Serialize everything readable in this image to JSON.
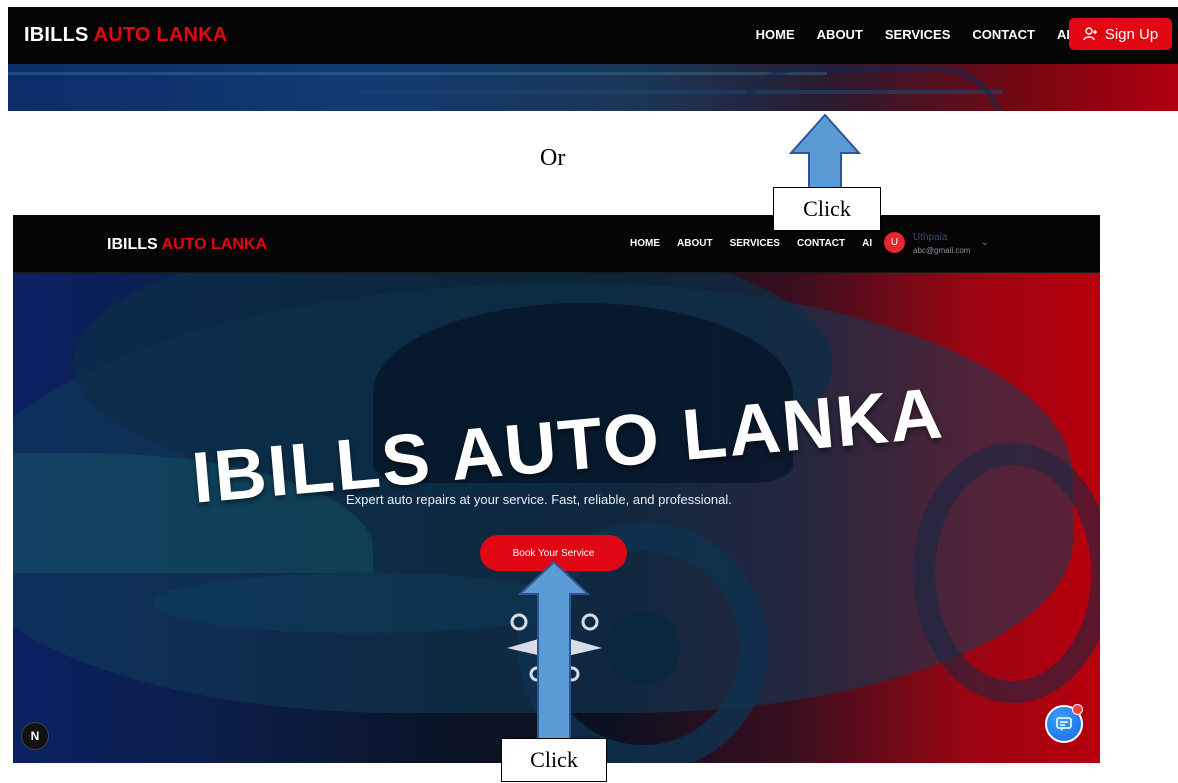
{
  "top_screenshot": {
    "brand_white": "IBILLS",
    "brand_red": "AUTO LANKA",
    "menu": [
      "HOME",
      "ABOUT",
      "SERVICES",
      "CONTACT",
      "AI"
    ],
    "signup_label": "Sign Up"
  },
  "separator": {
    "text": "Or"
  },
  "annotations": {
    "click_top": "Click",
    "click_bottom": "Click"
  },
  "main_screenshot": {
    "brand_white": "IBILLS",
    "brand_red": "AUTO LANKA",
    "menu": [
      "HOME",
      "ABOUT",
      "SERVICES",
      "CONTACT",
      "AI"
    ],
    "user": {
      "initial": "U",
      "name": "Uthpala",
      "email": "abc@gmail.com"
    },
    "hero": {
      "title": "IBILLS AUTO LANKA",
      "tagline": "Expert auto repairs at your service. Fast, reliable, and professional.",
      "button_label": "Book Your Service"
    },
    "badge_letter": "N"
  },
  "colors": {
    "accent_red": "#e30613",
    "nav_bg": "#050505",
    "arrow_fill": "#5b9bd5",
    "arrow_stroke": "#2f5597"
  }
}
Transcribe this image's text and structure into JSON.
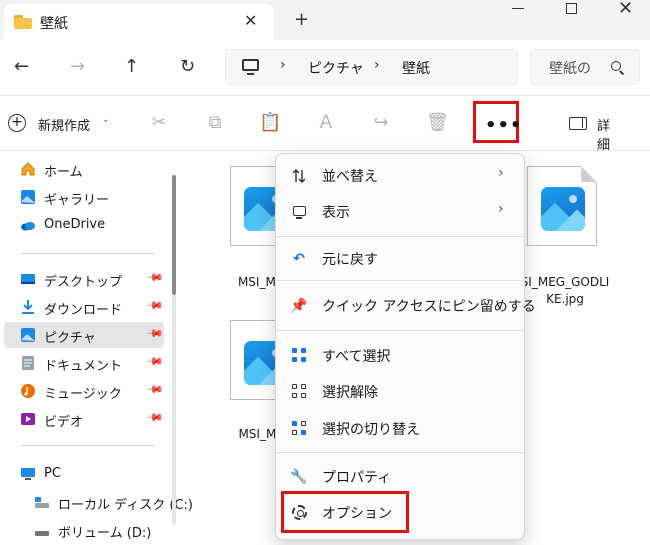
{
  "window": {
    "tab_title": "壁紙",
    "tab_close": "✕",
    "new_tab": "+"
  },
  "nav": {
    "back": "←",
    "forward": "→",
    "up": "↑",
    "refresh": "↻"
  },
  "address": {
    "separator": "›",
    "crumbs": [
      "ピクチャ",
      "壁紙"
    ]
  },
  "search": {
    "placeholder": "壁紙の"
  },
  "toolbar": {
    "new_label": "新規作成",
    "new_caret": "⌄",
    "more_label": "•••",
    "detail_label": "詳細"
  },
  "sidebar": {
    "group1": [
      {
        "label": "ホーム",
        "icon": "home-icon"
      },
      {
        "label": "ギャラリー",
        "icon": "gallery-icon"
      },
      {
        "label": "OneDrive",
        "icon": "onedrive-icon"
      }
    ],
    "group2": [
      {
        "label": "デスクトップ",
        "icon": "desktop-icon"
      },
      {
        "label": "ダウンロード",
        "icon": "download-icon"
      },
      {
        "label": "ピクチャ",
        "icon": "pictures-icon"
      },
      {
        "label": "ドキュメント",
        "icon": "documents-icon"
      },
      {
        "label": "ミュージック",
        "icon": "music-icon"
      },
      {
        "label": "ビデオ",
        "icon": "video-icon"
      }
    ],
    "group3": [
      {
        "label": "PC",
        "icon": "pc-icon"
      },
      {
        "label": "ローカル ディスク (C:)",
        "icon": "drive-icon"
      },
      {
        "label": "ボリューム (D:)",
        "icon": "drive-icon"
      }
    ]
  },
  "files": [
    {
      "name_line1": "MSI_MA",
      "name_line2": ""
    },
    {
      "name_line1": "SI_MEG_GODLI",
      "name_line2": "KE.jpg"
    },
    {
      "name_line1": "MSI_MP",
      "name_line2": ""
    }
  ],
  "context_menu": {
    "items": [
      {
        "label": "並べ替え",
        "has_submenu": true
      },
      {
        "label": "表示",
        "has_submenu": true
      },
      {
        "label": "元に戻す"
      },
      {
        "label": "クイック アクセスにピン留めする"
      },
      {
        "label": "すべて選択"
      },
      {
        "label": "選択解除"
      },
      {
        "label": "選択の切り替え"
      },
      {
        "label": "プロパティ"
      },
      {
        "label": "オプション"
      }
    ],
    "submenu_arrow": "›"
  },
  "colors": {
    "highlight_box": "#e01010",
    "accent": "#1a73e8"
  }
}
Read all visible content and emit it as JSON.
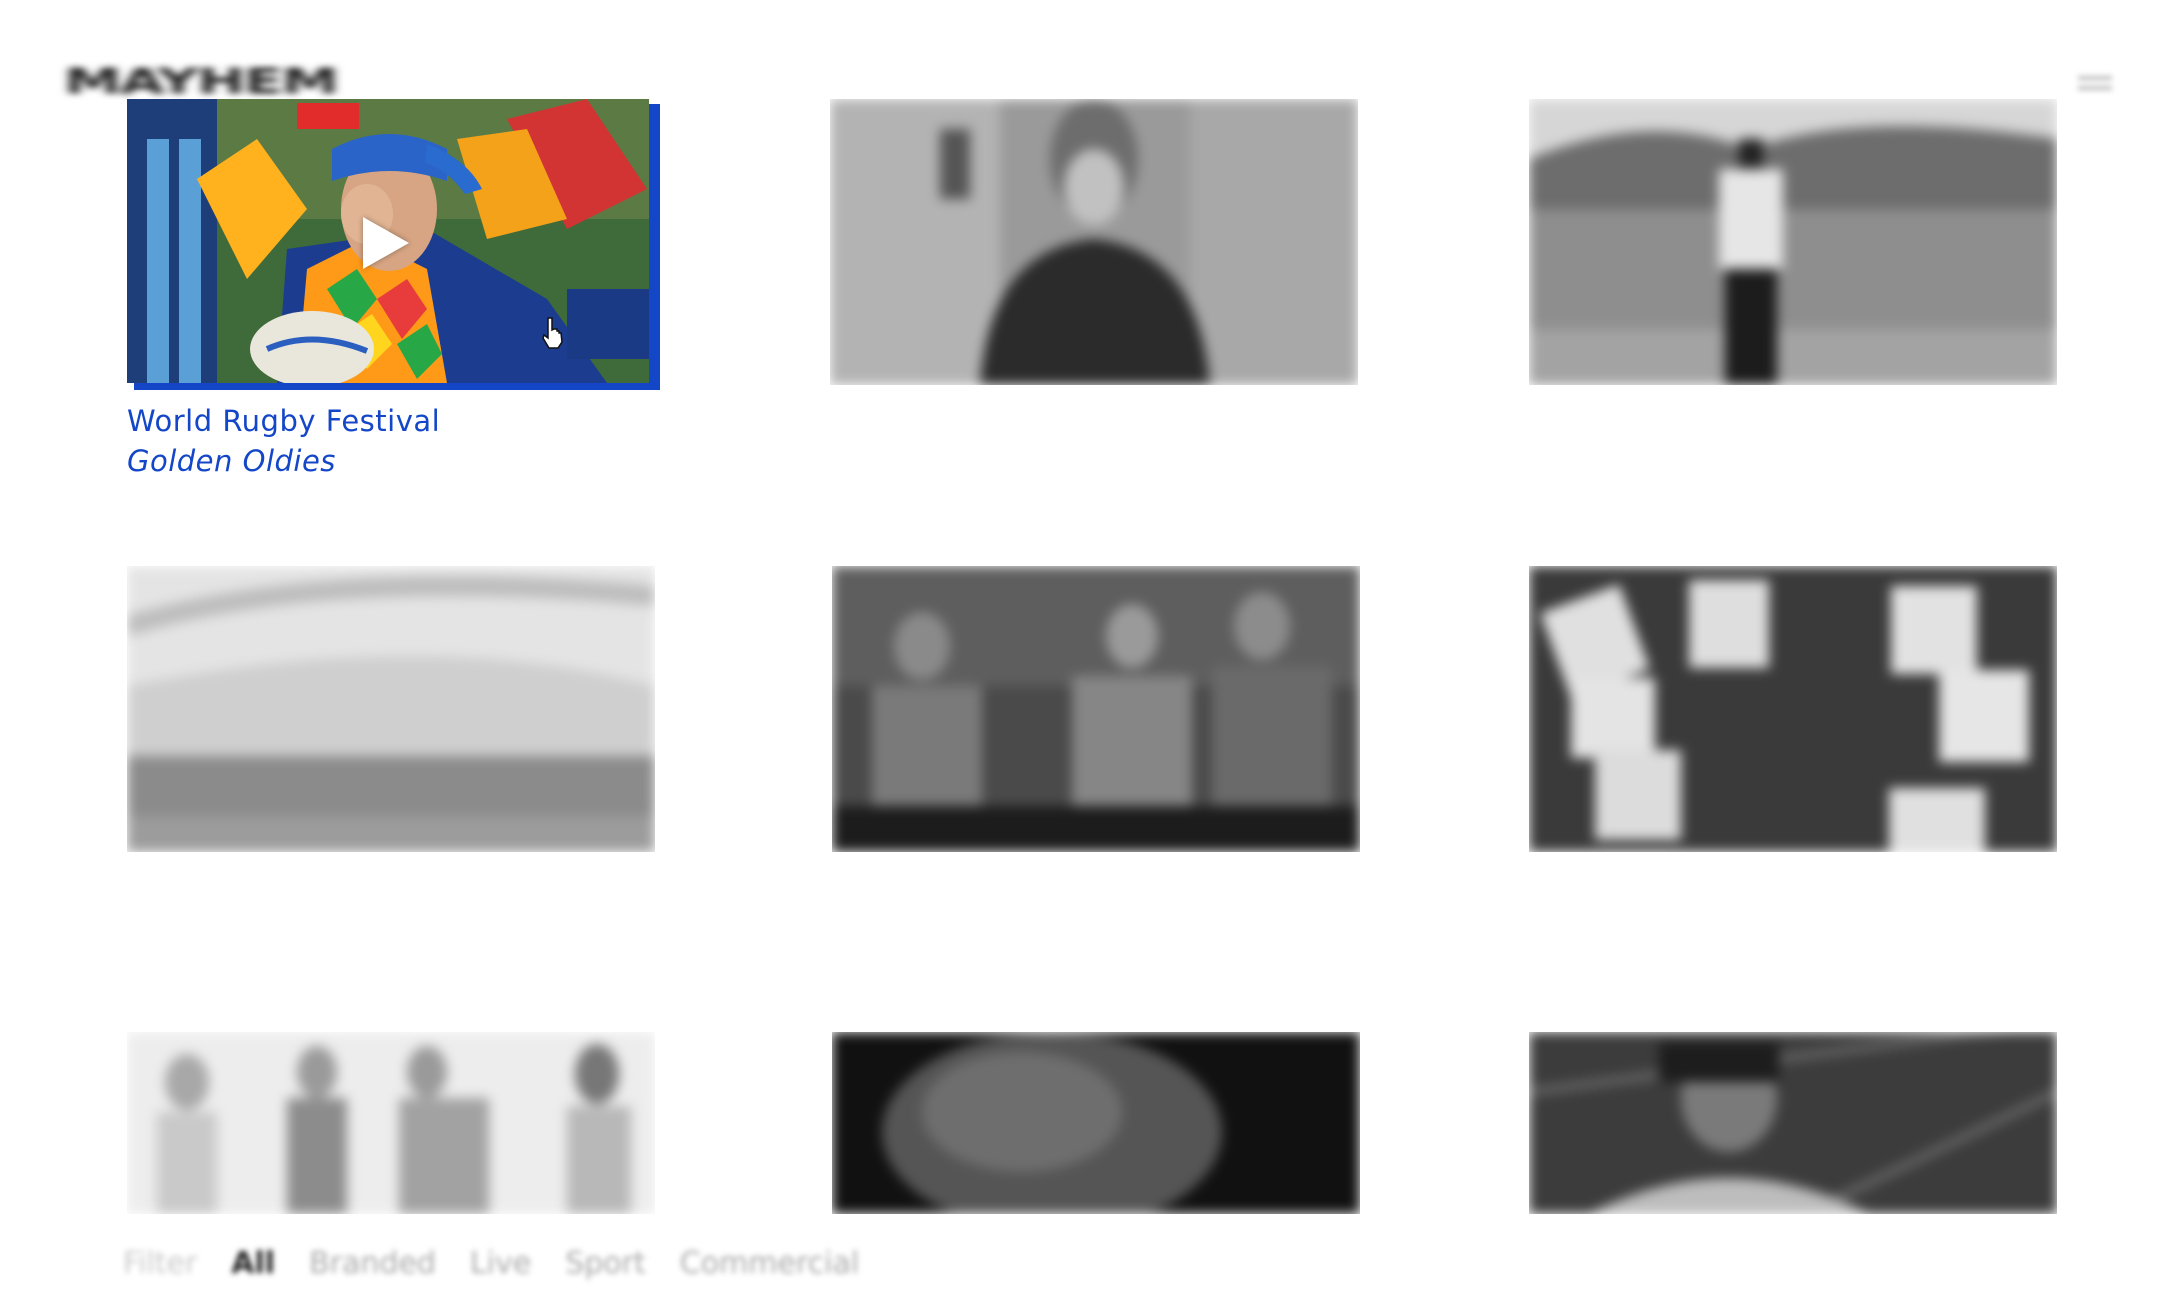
{
  "brand": {
    "logo_text": "MAYHEM"
  },
  "header": {
    "menu_icon": "hamburger-menu-icon"
  },
  "featured": {
    "title": "World Rugby Festival",
    "subtitle": "Golden Oldies",
    "play_icon": "play-icon",
    "accent_color": "#1446c8"
  },
  "filter": {
    "label": "Filter",
    "options": [
      "All",
      "Branded",
      "Live",
      "Sport",
      "Commercial"
    ],
    "selected": "All"
  }
}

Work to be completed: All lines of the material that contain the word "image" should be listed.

Exercise answer:
Serialize everything readable in this image to JSON.
Transcribe this image's text and structure into JSON.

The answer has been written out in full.